Work order: Give all of the listing again word for word, with images excluded.

Data extract:

=======

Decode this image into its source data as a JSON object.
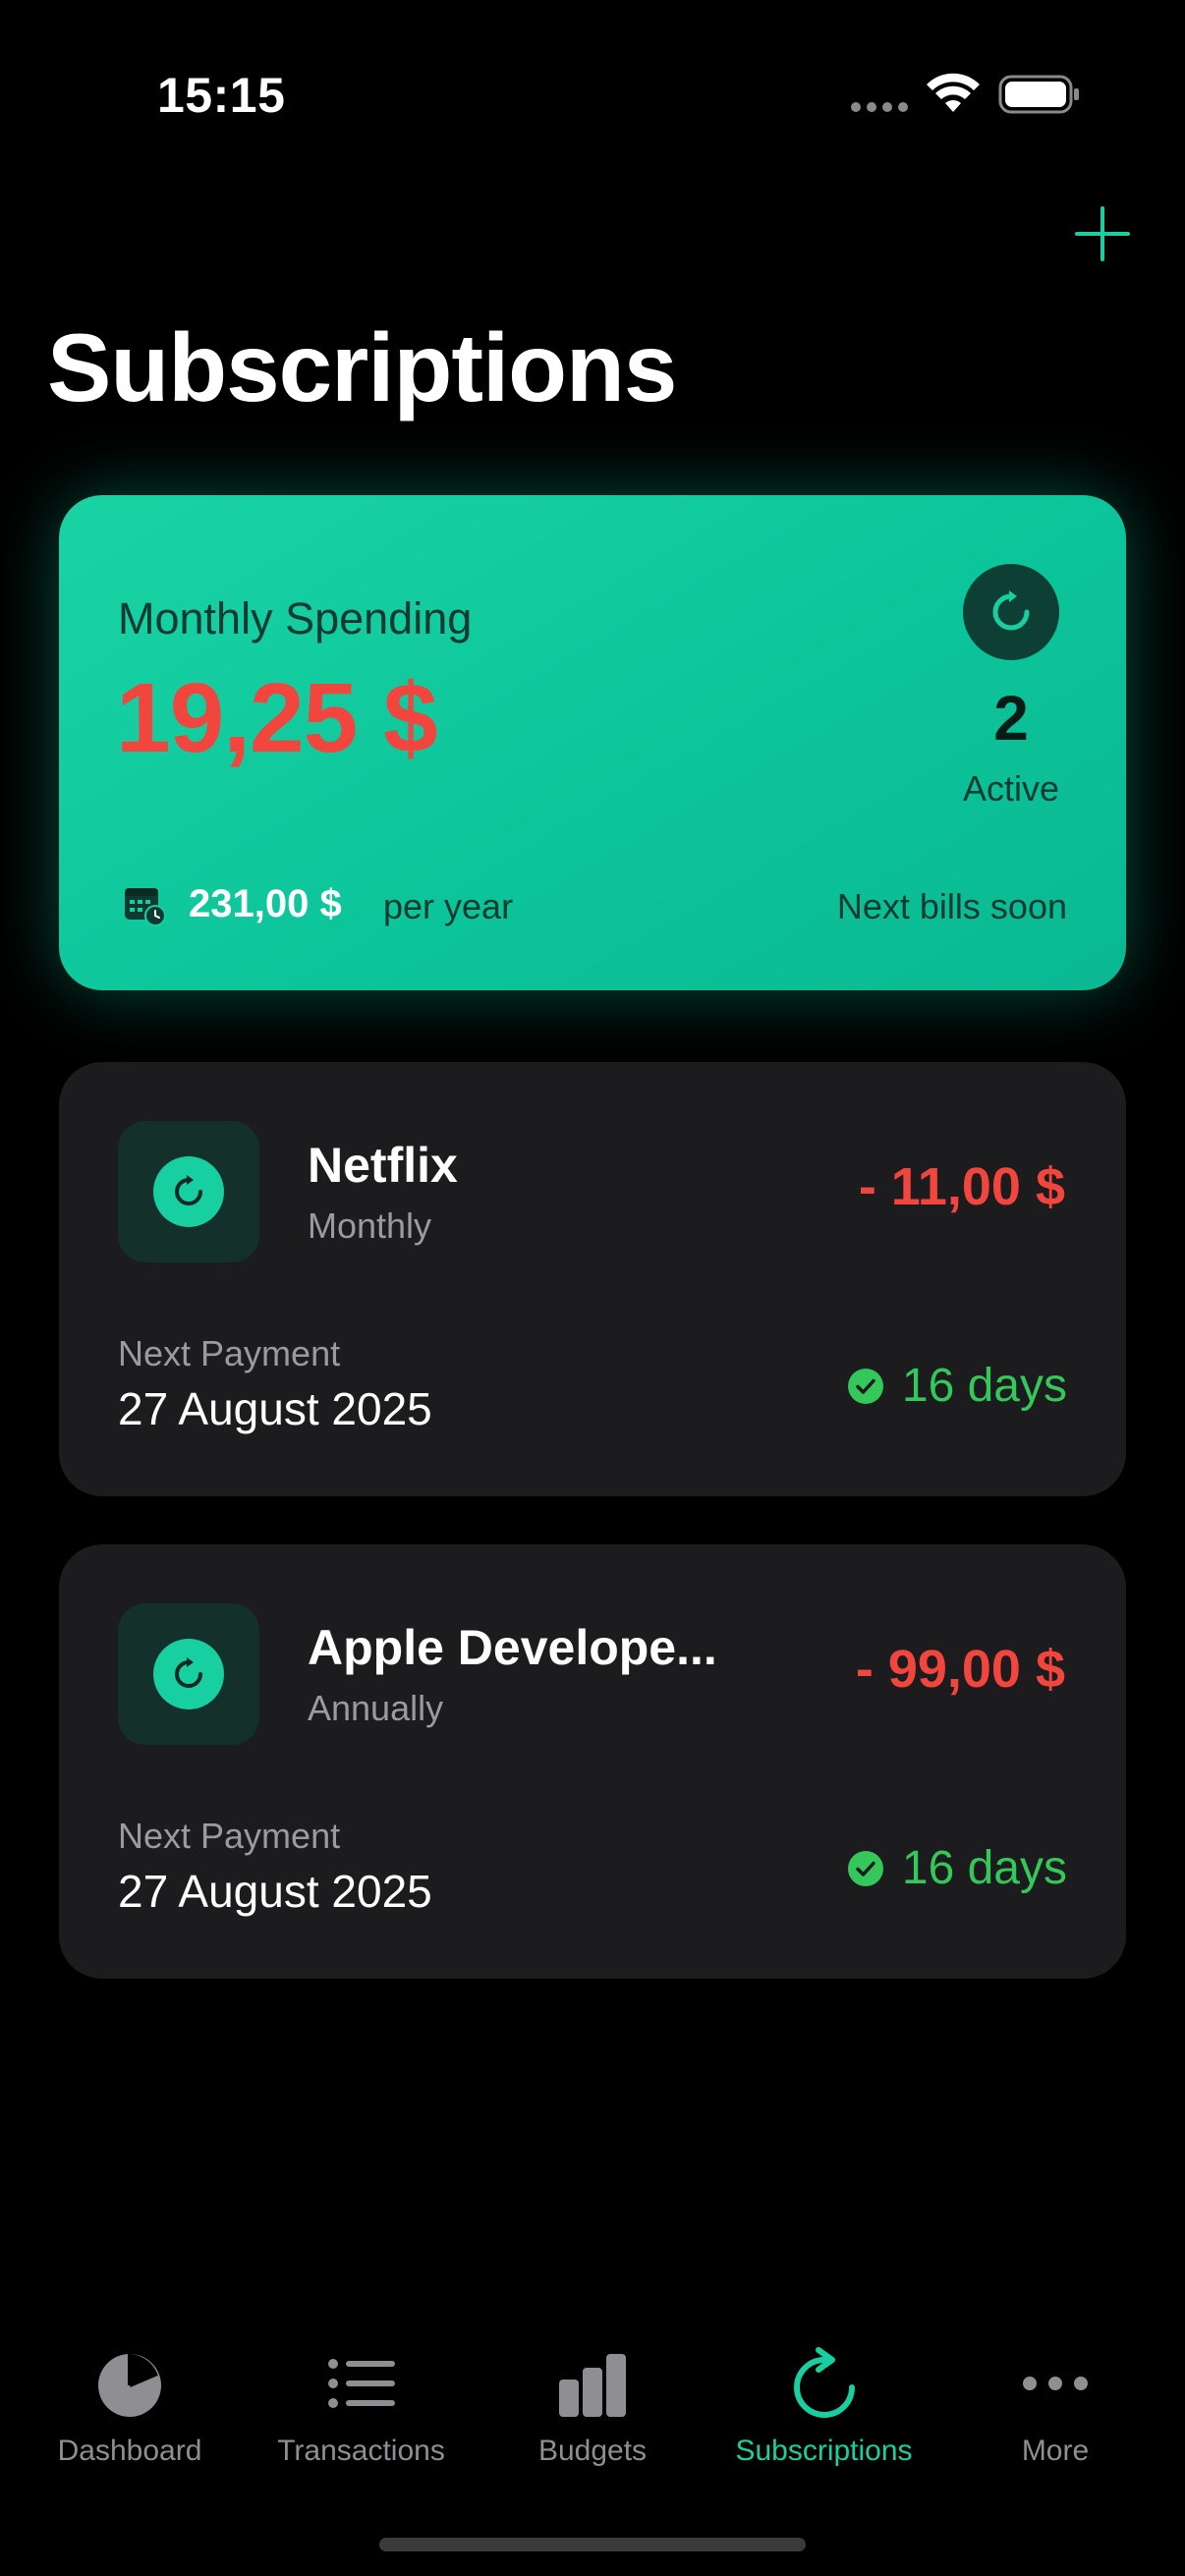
{
  "status_bar": {
    "time": "15:15",
    "icons": [
      "signal-dots-icon",
      "wifi-icon",
      "battery-icon"
    ]
  },
  "header": {
    "title": "Subscriptions",
    "add_icon": "plus-icon"
  },
  "summary": {
    "label": "Monthly Spending",
    "amount": "19,25 $",
    "active_count": "2",
    "active_label": "Active",
    "yearly_amount": "231,00 $",
    "yearly_suffix": "per year",
    "next_bills": "Next bills soon"
  },
  "subscriptions": [
    {
      "name": "Netflix",
      "cycle": "Monthly",
      "amount": "- 11,00 $",
      "next_label": "Next Payment",
      "next_date": "27 August 2025",
      "days": "16 days",
      "icon": "refresh-icon"
    },
    {
      "name": "Apple Develope...",
      "cycle": "Annually",
      "amount": "- 99,00 $",
      "next_label": "Next Payment",
      "next_date": "27 August 2025",
      "days": "16 days",
      "icon": "refresh-icon"
    }
  ],
  "tabs": [
    {
      "label": "Dashboard",
      "icon": "pie-chart-icon",
      "active": false
    },
    {
      "label": "Transactions",
      "icon": "list-icon",
      "active": false
    },
    {
      "label": "Budgets",
      "icon": "bar-chart-icon",
      "active": false
    },
    {
      "label": "Subscriptions",
      "icon": "refresh-icon",
      "active": true
    },
    {
      "label": "More",
      "icon": "more-dots-icon",
      "active": false
    }
  ],
  "colors": {
    "accent": "#17cfa0",
    "negative": "#f2453d",
    "positive": "#34c759",
    "card_bg": "#1c1c1e",
    "background": "#000000"
  }
}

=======

Solution to this problem:
Decode this image into its source data as a JSON object.
{
  "status_bar": {
    "time": "15:15",
    "icons": [
      "signal-dots-icon",
      "wifi-icon",
      "battery-icon"
    ]
  },
  "header": {
    "title": "Subscriptions",
    "add_icon": "plus-icon"
  },
  "summary": {
    "label": "Monthly Spending",
    "amount": "19,25 $",
    "active_count": "2",
    "active_label": "Active",
    "yearly_amount": "231,00 $",
    "yearly_suffix": "per year",
    "next_bills": "Next bills soon"
  },
  "subscriptions": [
    {
      "name": "Netflix",
      "cycle": "Monthly",
      "amount": "- 11,00 $",
      "next_label": "Next Payment",
      "next_date": "27 August 2025",
      "days": "16 days",
      "icon": "refresh-icon"
    },
    {
      "name": "Apple Develope...",
      "cycle": "Annually",
      "amount": "- 99,00 $",
      "next_label": "Next Payment",
      "next_date": "27 August 2025",
      "days": "16 days",
      "icon": "refresh-icon"
    }
  ],
  "tabs": [
    {
      "label": "Dashboard",
      "icon": "pie-chart-icon",
      "active": false
    },
    {
      "label": "Transactions",
      "icon": "list-icon",
      "active": false
    },
    {
      "label": "Budgets",
      "icon": "bar-chart-icon",
      "active": false
    },
    {
      "label": "Subscriptions",
      "icon": "refresh-icon",
      "active": true
    },
    {
      "label": "More",
      "icon": "more-dots-icon",
      "active": false
    }
  ],
  "colors": {
    "accent": "#17cfa0",
    "negative": "#f2453d",
    "positive": "#34c759",
    "card_bg": "#1c1c1e",
    "background": "#000000"
  }
}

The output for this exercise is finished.